Sunday, 28 February 2016

Assigning A Text To The Wrong "Genre"

Martin (1992: 446-7):
Being a procedural text, most clauses in [4:2] take people as their point of departure… . Unmarked topical Theme selection is not deployed to scaffold [4:2]'s staging or development (although it does reflect its genre).  Instead marked Themes, both phrasal and clausal, are used to stage the dog showing procedure.

Blogger Comment:

[1] The clauses in (genuine) procedural texts take procedures — (typically material) processes — as their point of departure, and feature imperative mood (Halliday & Matthiessen 1999: 98; Halliday & Matthiessen 2014: 479).  The clauses in text [4.2] take people as their point of departure, and feature indicative mood. This reflects the fact that this text is actually a recount of a procedure.  A recount of a procedure is a recount, not a procedure.

These two text types differ in terms of the situation type they realise.  The context of the recount text [4.2] is 'reporting', whereas the context of a procedural text is 'enabling' (Halliday & Matthiessen 2014: 219).

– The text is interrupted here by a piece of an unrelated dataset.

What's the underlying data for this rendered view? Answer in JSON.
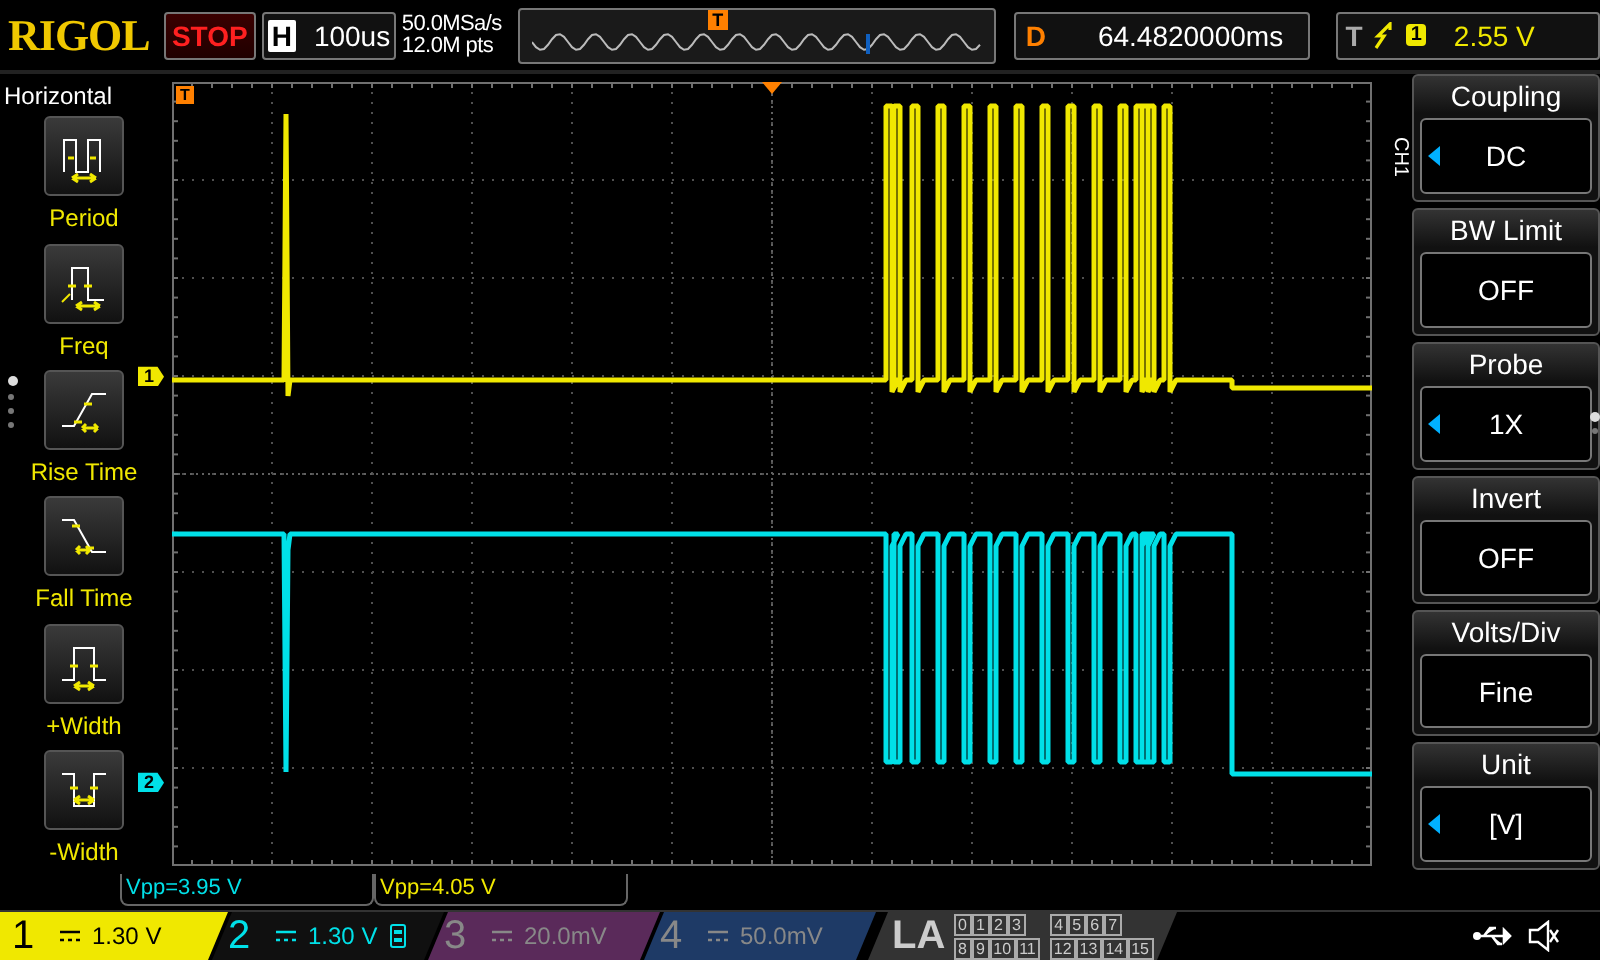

Halliday & Matthiessen (1999: 356):
The notion of procedure can be taken as a summary gloss of the domain; it is a macro-operation, consisting of a number of atomic micro-operations. It is dominated by procedures (algorithms, figures of doing) that lead to some specific goal: the dominant cause is purposive. An agent or agents try to produce, assemble, repair, etc.. 
From the interpersonal point of view, the notion of procedure can also be taken as a gloss on the interaction between the writer and the reader, it is a macro-proposal, consisting of a number of instructions or directions to the reader.
[2]  A dependent clause in regressive clause nexus is not a marked topical Theme of a clause.  See previous posts.